Early in 2000, NCSF launched its Education Outreach Program (EOP). This program is designed to educate law enforcement officials about our communities, and educate members of our community regarding the risks of selective enforcement and how to minimize the risk of becoming a target. NCSF has published a number of pieces of literature for this program and has assembled and trained a team of individuals from across the country to deliver the educational presentations developed by the NCSF-EOP. New presentations are always being developed by the EOP team.
We Need You!
In the past decade, alternative sexual expression has become much more visible to the general public. As we continue to move into the streets of mainstream America, we face an increasing number of attacks against our right to freedom of sexual expression. While the battles that NCSF has waged have been successful, our resources are depleted. NCSF will continue to defend against these attacks, but the success of that fight depends on your support. You can provide that support by becoming an individual member of NCSF, volunteering to join the NCSF staff, making a donation to NCSF, or encouraging your group to become a Coalition Partner of NCSF.
There are many ways to volunteer to help NCSF. You do not have to be "out" to help. Tell others about NCSF or distribute our literature. Initiate or help out at a fund-raiser with NCSF as a beneficiary. Check out the rest of this website and you'll find everything from Calls to Action to our Incident Response program.

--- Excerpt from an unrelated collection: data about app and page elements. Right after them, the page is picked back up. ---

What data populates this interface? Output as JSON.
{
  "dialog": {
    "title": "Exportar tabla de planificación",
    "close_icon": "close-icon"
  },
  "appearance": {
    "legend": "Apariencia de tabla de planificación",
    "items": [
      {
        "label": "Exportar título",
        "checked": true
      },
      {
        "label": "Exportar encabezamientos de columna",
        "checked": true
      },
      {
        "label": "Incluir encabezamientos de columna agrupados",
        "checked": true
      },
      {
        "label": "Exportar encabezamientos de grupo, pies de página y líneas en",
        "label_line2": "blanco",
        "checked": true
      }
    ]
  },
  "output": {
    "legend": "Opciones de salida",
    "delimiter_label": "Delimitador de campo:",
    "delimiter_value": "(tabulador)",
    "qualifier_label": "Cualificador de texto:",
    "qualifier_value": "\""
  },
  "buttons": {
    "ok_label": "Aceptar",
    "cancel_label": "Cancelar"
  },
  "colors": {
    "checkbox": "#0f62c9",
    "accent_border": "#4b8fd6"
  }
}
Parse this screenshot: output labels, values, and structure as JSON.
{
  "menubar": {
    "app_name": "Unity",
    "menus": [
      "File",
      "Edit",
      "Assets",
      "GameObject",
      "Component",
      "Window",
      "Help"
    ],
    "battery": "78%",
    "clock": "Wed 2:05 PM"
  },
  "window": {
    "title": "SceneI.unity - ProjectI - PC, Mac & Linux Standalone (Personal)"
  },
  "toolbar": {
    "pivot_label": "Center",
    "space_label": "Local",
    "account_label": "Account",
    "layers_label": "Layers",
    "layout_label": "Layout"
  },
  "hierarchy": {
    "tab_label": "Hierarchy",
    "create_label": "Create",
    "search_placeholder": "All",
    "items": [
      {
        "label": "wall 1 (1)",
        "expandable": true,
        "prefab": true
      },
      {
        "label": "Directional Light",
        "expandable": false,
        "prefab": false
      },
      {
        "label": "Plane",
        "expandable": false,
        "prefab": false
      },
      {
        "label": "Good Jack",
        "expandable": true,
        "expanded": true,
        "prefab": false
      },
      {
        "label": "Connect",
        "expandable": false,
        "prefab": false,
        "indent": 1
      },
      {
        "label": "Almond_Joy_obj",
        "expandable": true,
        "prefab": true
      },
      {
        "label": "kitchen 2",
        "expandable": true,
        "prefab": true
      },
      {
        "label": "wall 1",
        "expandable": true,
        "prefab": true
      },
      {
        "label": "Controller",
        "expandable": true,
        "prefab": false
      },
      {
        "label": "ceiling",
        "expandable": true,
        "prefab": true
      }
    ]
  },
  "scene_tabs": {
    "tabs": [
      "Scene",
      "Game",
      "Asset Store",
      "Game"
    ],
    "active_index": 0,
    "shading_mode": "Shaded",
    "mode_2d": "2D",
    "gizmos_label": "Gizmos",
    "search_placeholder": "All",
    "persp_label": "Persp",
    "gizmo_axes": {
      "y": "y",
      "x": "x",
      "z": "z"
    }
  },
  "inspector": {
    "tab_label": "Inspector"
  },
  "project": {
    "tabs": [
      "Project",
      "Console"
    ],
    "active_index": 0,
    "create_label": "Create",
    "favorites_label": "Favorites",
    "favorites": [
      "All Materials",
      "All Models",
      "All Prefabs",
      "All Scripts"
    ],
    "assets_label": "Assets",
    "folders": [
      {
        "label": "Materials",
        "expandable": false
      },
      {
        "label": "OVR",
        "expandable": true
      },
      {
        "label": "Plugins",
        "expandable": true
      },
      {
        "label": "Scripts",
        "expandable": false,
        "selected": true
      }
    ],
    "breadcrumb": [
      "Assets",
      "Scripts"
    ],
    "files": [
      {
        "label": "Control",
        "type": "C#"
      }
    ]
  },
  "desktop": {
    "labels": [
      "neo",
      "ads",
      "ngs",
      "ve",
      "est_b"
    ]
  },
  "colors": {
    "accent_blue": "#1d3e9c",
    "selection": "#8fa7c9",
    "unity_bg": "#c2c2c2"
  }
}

Every step you take helps us further the sexual freedom movement!